No, milk products come in a range of fat contents to suit any lifestyle. Also, Health Canada recognizes 2% milk as a lower fat choice. Remember, low fat recommendations do not mean "no fat." Fat is an essential nutrient. A food should not be eliminated based on fat content alone. Be mindful of all the nutrients a food contains.
Questions about Milk
Yes, although it is not recommended, milk may be frozen for three to six weeks. Although freezing does not greatly affect the nutritive value, it may cause separation. Give it a gentle shake before using. It's also best to thaw it in the refrigerator. As well, remember not to re-freeze milk after thawing.
Calcium is an essential nutrient, which means it is a nutrient our bodies can't make. That means we need to get enough of it from the foods we eat. Calcium helps to build strong bones and teeth. Calcium is also needed for muscles such as the heart to contract, blood to clot, and nerve impulses to transmit in the body. If your calcium needs are not met through the foods you eat, it will be withdrawn from your bones, which act as a depot for calcium. Milk products are excellent sources of calcium. Fluid milk contains vitamin D, which helps our body absorb calcium, and is equally important for bone health.
Without milk products in your diet, it is extremely difficult—but not impossible—to meet your calcium needs. This is because very few foods other than milk products contain as much calcium that is readily absorbed by the body. To obtain the amount of calcium found in one glass (250 mL) of milk, you would have to eat more than 7½ cups of spinach, 4 cups of broccoli, 11½ cups of red kidney beans, 32 glasses of soy beverage, or 12 slices of whole wheat bread.

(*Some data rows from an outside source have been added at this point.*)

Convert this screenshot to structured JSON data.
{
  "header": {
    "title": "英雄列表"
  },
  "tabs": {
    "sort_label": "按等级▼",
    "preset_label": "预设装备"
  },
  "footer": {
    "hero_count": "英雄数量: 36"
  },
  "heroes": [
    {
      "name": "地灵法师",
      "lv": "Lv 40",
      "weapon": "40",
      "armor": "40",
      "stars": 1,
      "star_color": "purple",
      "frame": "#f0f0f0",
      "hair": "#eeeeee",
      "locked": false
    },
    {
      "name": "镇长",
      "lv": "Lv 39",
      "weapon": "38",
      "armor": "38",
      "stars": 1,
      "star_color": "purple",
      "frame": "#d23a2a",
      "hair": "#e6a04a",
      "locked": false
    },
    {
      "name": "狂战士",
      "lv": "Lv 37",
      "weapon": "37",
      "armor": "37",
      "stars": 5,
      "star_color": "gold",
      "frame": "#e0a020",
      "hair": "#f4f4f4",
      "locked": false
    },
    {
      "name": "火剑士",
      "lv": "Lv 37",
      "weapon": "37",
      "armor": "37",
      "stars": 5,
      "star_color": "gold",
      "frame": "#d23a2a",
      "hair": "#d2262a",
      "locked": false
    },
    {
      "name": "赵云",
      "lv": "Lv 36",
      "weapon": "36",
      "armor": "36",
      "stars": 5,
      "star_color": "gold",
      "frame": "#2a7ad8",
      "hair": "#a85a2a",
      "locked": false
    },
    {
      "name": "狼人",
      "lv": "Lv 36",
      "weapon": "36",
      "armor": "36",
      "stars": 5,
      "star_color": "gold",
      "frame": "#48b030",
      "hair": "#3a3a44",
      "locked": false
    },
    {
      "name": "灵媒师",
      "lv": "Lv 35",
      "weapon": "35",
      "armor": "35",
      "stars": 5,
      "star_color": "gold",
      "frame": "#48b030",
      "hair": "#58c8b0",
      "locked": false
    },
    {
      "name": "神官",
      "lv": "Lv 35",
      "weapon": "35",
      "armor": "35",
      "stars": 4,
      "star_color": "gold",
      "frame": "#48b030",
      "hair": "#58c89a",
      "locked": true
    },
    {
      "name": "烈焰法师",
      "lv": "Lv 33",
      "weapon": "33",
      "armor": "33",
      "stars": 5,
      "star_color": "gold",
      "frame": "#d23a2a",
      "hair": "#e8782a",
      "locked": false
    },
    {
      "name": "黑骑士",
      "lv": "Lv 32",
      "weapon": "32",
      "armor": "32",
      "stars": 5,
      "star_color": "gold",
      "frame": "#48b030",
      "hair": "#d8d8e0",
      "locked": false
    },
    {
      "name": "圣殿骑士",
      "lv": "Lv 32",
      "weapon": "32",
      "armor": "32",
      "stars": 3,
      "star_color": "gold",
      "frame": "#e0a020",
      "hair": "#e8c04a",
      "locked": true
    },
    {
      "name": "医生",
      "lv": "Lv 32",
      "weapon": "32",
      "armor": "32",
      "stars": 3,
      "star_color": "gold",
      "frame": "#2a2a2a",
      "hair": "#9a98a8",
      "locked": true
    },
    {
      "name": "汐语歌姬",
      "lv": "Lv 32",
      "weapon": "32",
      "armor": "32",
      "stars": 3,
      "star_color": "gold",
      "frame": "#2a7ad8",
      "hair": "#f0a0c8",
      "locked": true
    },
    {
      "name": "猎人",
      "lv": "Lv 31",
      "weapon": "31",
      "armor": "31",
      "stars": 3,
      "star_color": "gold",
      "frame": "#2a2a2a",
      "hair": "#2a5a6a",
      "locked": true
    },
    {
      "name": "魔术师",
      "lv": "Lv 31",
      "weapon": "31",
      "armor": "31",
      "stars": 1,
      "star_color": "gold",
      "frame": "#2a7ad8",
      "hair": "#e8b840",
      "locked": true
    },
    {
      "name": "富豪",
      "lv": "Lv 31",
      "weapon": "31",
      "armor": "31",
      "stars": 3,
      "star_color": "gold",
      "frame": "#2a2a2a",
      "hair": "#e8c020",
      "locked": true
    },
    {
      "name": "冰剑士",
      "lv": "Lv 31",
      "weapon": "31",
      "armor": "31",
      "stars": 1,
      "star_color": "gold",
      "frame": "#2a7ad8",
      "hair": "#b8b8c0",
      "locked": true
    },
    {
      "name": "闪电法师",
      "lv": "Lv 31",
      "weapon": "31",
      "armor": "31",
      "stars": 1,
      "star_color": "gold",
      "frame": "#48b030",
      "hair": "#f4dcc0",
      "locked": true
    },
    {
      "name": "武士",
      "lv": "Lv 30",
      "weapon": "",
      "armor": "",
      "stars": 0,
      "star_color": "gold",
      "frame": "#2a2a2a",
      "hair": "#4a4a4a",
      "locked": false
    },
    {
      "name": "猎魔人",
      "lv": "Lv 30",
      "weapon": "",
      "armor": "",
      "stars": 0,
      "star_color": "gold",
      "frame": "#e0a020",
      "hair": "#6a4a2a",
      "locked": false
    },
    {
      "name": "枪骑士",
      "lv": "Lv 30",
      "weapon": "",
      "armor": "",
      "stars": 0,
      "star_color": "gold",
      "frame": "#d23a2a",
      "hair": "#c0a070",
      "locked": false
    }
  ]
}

Most people who are lactose intolerant can tolerate the amount of lactose found in a single glass (250 mL) of milk, especially if ingested with other foods. However, since everyone is different, each individual needs to determine his/her level of tolerance. Other dairy products also can be eaten: yogurt, which contains bacteria that break down lactose, and firm cheese such as cheddar and mozzarella, which contain very small amounts of lactose.
Questions about Allergies
Milk allergies are quite rare and most commonly found in the infant population. Even so, it affects less than 1% of infants. Of those afflicted, only 0.1–1.0% have a severe or life-long milk allergy. If you have difficulty digesting milk, it is actually an intolerance to lactose, the natural sugar in milk, and does not mean you have to stop consuming milk products.
Questions about Pasteurization
Pasteurization involves heating milk to temperatures high enough to kill harmful bacteria that cause diseases. In most modern methods, milk is heated to 72.8 °C (161.6 °F) for 16 seconds or to 89 °C (192 °F) for one second then rapidly cooled to 4 °C (39 °F). It does not involve the use of any additives whatsoever. Pasteurization not only makes the milk safe to drink, but also increases the length of time it can be kept before it spoils. The nutrient loss due to pasteurization is so small that it is considered insignificant.
Pasteurization involves heating milk to temperatures high enough to eliminate certain unwanted bacteria while retaining the nutritional properties of milk. In most modern methods, milk is heated to 72 °C (161.6 °F) for 15 seconds or to 140 °C (284 °F) for three seconds then rapidly cooled to 4 °C (39.2 °F). It does not involve the use of any additives whatsoever. Pasteurization not only makes the milk suitable for consumption, but also increases the length of time it can be kept before it spoils.
Although it is carried out at different stages, depending on the product, pasteurization is a step in the manufacturing process of every dairy product except for some cheeses made with thermized milk.
UHT (Ultra-high temperature) and HTST (High Temperature Short Time) are two pasteurization methods. The main difference between UHT and HTST milks is the intensity of the heat treatment which influences the shelf life of dairy products.
What is meant by shelf life? Shelf life refers to the period that milk can be stored before it starts to spoil. It is influenced by several factors such as the manufacturing processes, the way the product is packaged, storage conditions and whether the product has been opened, etc.
UHT is a processing technique used to make dairy products stay fresher, longer. UHT means that the milk is heated to about 140°C (284 °F) for around 4 seconds. This method eliminates essentially all the bacteria in milk. The average shelf life of UHT milk is 40-65 days if unopened and refrigerated appropriately. After opening, UHT milk should be kept refrigerated between 1°C to 4°C (33.8°F-39.2°F) and consumed within 7-10 days.
On the other hand, dairy products pasteurized using the HTST method are heated to about 72 °C (161.6 °F) for around 15 seconds to remove certain bacteria. Unopened HTST pasteurized milk products have a shelf life of 12–22 days. Once opened, HTST milk should be kept refrigerated between 1°C to 4°C (33.8°F-39.2°F) and consumed within 7-10 days.